===== Data in this exercise =====

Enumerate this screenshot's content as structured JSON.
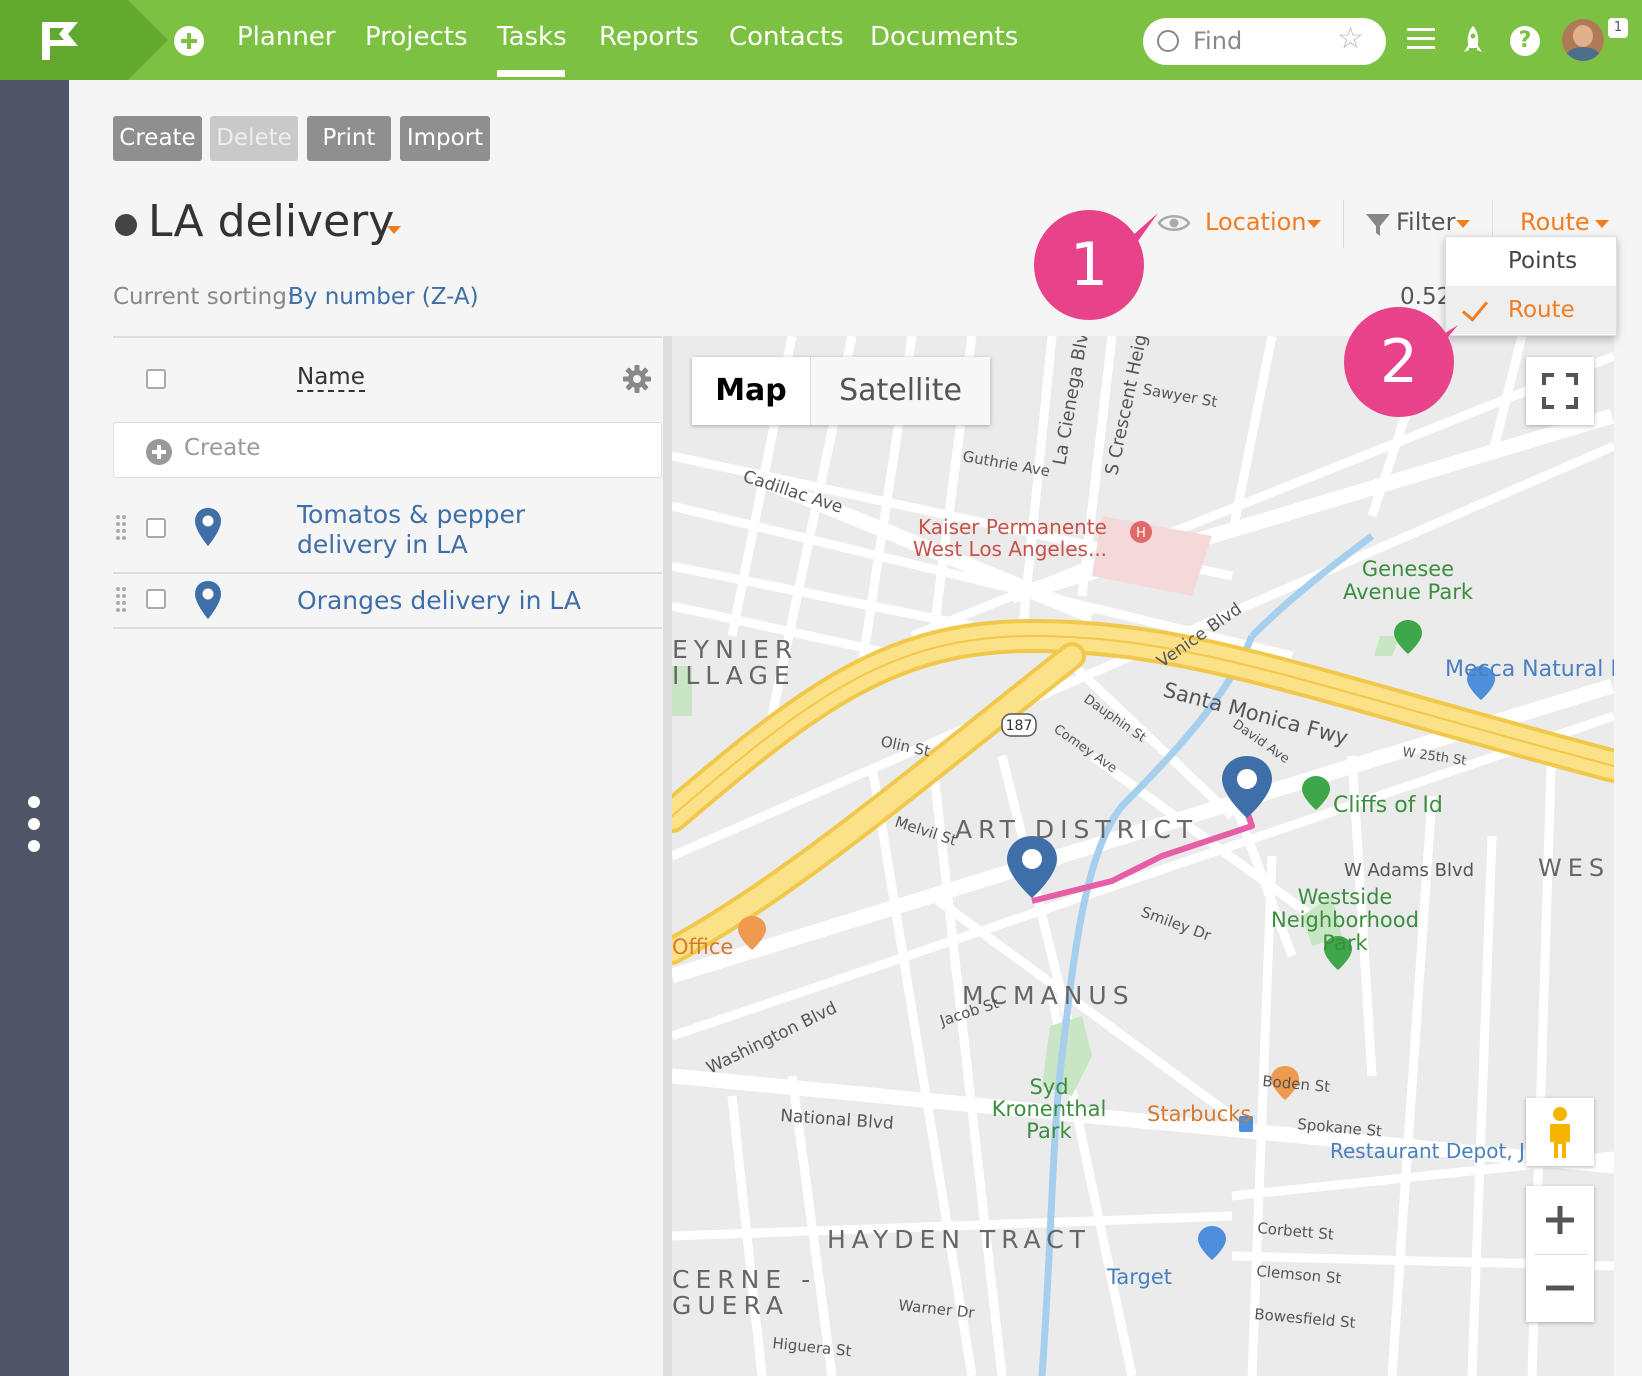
{
  "topbar": {
    "nav": [
      "Planner",
      "Projects",
      "Tasks",
      "Reports",
      "Contacts",
      "Documents"
    ],
    "active_nav": "Tasks",
    "search_placeholder": "Find",
    "notification_count": "1",
    "help_glyph": "?"
  },
  "toolbar": {
    "create": "Create",
    "delete": "Delete",
    "print": "Print",
    "import": "Import"
  },
  "header": {
    "title": "LA delivery",
    "sorting_label": "Current sorting:",
    "sorting_value": "By number (Z-A)",
    "location_label": "Location",
    "filter_label": "Filter",
    "route_label": "Route",
    "scale_text": "0.52"
  },
  "route_menu": {
    "options": [
      "Points",
      "Route"
    ],
    "selected": "Route"
  },
  "annotations": [
    "1",
    "2"
  ],
  "task_list": {
    "column_name": "Name",
    "create_label": "Create",
    "tasks": [
      {
        "name": "Tomatos & pepper delivery in LA"
      },
      {
        "name": "Oranges delivery in LA"
      }
    ]
  },
  "map": {
    "type_options": [
      "Map",
      "Satellite"
    ],
    "active_type": "Map",
    "labels": {
      "kaiser": "Kaiser Permanente",
      "kaiser2": "West Los Angeles...",
      "genesee": "Genesee",
      "genesee2": "Avenue Park",
      "mecca": "Mecca Natural M",
      "cliffs": "Cliffs of Id",
      "adams": "W Adams Blvd",
      "westside": "Westside",
      "westside2": "Neighborhood",
      "westside3": "Park",
      "art": "ART DISTRICT",
      "mcmanus": "MCMANUS",
      "hayden": "HAYDEN TRACT",
      "reynier": "EYNIER",
      "reynier2": "ILLAGE",
      "cerne": "CERNE -",
      "cerne2": "GUERA",
      "santa": "Santa Monica Fwy",
      "venice": "Venice Blvd",
      "washington": "Washington Blvd",
      "national": "National Blvd",
      "starbucks": "Starbucks",
      "restaurant": "Restaurant Depot, Jetro",
      "target": "Target",
      "office": "Office",
      "syd": "Syd",
      "syd2": "Kronenthal",
      "syd3": "Park",
      "cienega": "La Cienega Blvd",
      "crescent": "S Crescent Heigh",
      "cadillac": "Cadillac Ave",
      "guthrie": "Guthrie Ave",
      "sawyer": "Sawyer St",
      "olin": "Olin St",
      "melvil": "Melvil St",
      "jacob": "Jacob St",
      "smiley": "Smiley Dr",
      "boden": "Boden St",
      "spokane": "Spokane St",
      "corbett": "Corbett St",
      "clemson": "Clemson St",
      "bowesfield": "Bowesfield St",
      "warner": "Warner Dr",
      "higuera": "Higuera St",
      "route187": "187",
      "w25th": "W 25th St",
      "west": "WES",
      "comey": "Comey Ave",
      "dauphin": "Dauphin St",
      "david": "David Ave"
    }
  },
  "colors": {
    "brand_green": "#7dc142",
    "accent_orange": "#f27d21",
    "link_blue": "#3f6fa8",
    "annotation_pink": "#e8438a",
    "route_pink": "#e85ea6",
    "rail": "#4f5566"
  },
  "icons": [
    "logo-flag-icon",
    "add-icon",
    "search-icon",
    "star-icon",
    "menu-icon",
    "rocket-icon",
    "help-icon",
    "eye-icon",
    "filter-icon",
    "gear-icon",
    "drag-handle-icon",
    "map-pin-icon",
    "fullscreen-icon",
    "pegman-icon",
    "zoom-in-icon",
    "zoom-out-icon",
    "more-dots-icon"
  ]
}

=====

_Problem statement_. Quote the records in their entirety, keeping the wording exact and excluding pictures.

_Result for this exercise_.
Enumerate this screenshot's content as structured JSON.
{
  "topbar": {
    "nav": [
      "Planner",
      "Projects",
      "Tasks",
      "Reports",
      "Contacts",
      "Documents"
    ],
    "active_nav": "Tasks",
    "search_placeholder": "Find",
    "notification_count": "1",
    "help_glyph": "?"
  },
  "toolbar": {
    "create": "Create",
    "delete": "Delete",
    "print": "Print",
    "import": "Import"
  },
  "header": {
    "title": "LA delivery",
    "sorting_label": "Current sorting:",
    "sorting_value": "By number (Z-A)",
    "location_label": "Location",
    "filter_label": "Filter",
    "route_label": "Route",
    "scale_text": "0.52"
  },
  "route_menu": {
    "options": [
      "Points",
      "Route"
    ],
    "selected": "Route"
  },
  "annotations": [
    "1",
    "2"
  ],
  "task_list": {
    "column_name": "Name",
    "create_label": "Create",
    "tasks": [
      {
        "name": "Tomatos & pepper delivery in LA"
      },
      {
        "name": "Oranges delivery in LA"
      }
    ]
  },
  "map": {
    "type_options": [
      "Map",
      "Satellite"
    ],
    "active_type": "Map",
    "labels": {
      "kaiser": "Kaiser Permanente",
      "kaiser2": "West Los Angeles...",
      "genesee": "Genesee",
      "genesee2": "Avenue Park",
      "mecca": "Mecca Natural M",
      "cliffs": "Cliffs of Id",
      "adams": "W Adams Blvd",
      "westside": "Westside",
      "westside2": "Neighborhood",
      "westside3": "Park",
      "art": "ART DISTRICT",
      "mcmanus": "MCMANUS",
      "hayden": "HAYDEN TRACT",
      "reynier": "EYNIER",
      "reynier2": "ILLAGE",
      "cerne": "CERNE -",
      "cerne2": "GUERA",
      "santa": "Santa Monica Fwy",
      "venice": "Venice Blvd",
      "washington": "Washington Blvd",
      "national": "National Blvd",
      "starbucks": "Starbucks",
      "restaurant": "Restaurant Depot, Jetro",
      "target": "Target",
      "office": "Office",
      "syd": "Syd",
      "syd2": "Kronenthal",
      "syd3": "Park",
      "cienega": "La Cienega Blvd",
      "crescent": "S Crescent Heigh",
      "cadillac": "Cadillac Ave",
      "guthrie": "Guthrie Ave",
      "sawyer": "Sawyer St",
      "olin": "Olin St",
      "melvil": "Melvil St",
      "jacob": "Jacob St",
      "smiley": "Smiley Dr",
      "boden": "Boden St",
      "spokane": "Spokane St",
      "corbett": "Corbett St",
      "clemson": "Clemson St",
      "bowesfield": "Bowesfield St",
      "warner": "Warner Dr",
      "higuera": "Higuera St",
      "route187": "187",
      "w25th": "W 25th St",
      "west": "WES",
      "comey": "Comey Ave",
      "dauphin": "Dauphin St",
      "david": "David Ave"
    }
  },
  "colors": {
    "brand_green": "#7dc142",
    "accent_orange": "#f27d21",
    "link_blue": "#3f6fa8",
    "annotation_pink": "#e8438a",
    "route_pink": "#e85ea6",
    "rail": "#4f5566"
  },
  "icons": [
    "logo-flag-icon",
    "add-icon",
    "search-icon",
    "star-icon",
    "menu-icon",
    "rocket-icon",
    "help-icon",
    "eye-icon",
    "filter-icon",
    "gear-icon",
    "drag-handle-icon",
    "map-pin-icon",
    "fullscreen-icon",
    "pegman-icon",
    "zoom-in-icon",
    "zoom-out-icon",
    "more-dots-icon"
  ]
}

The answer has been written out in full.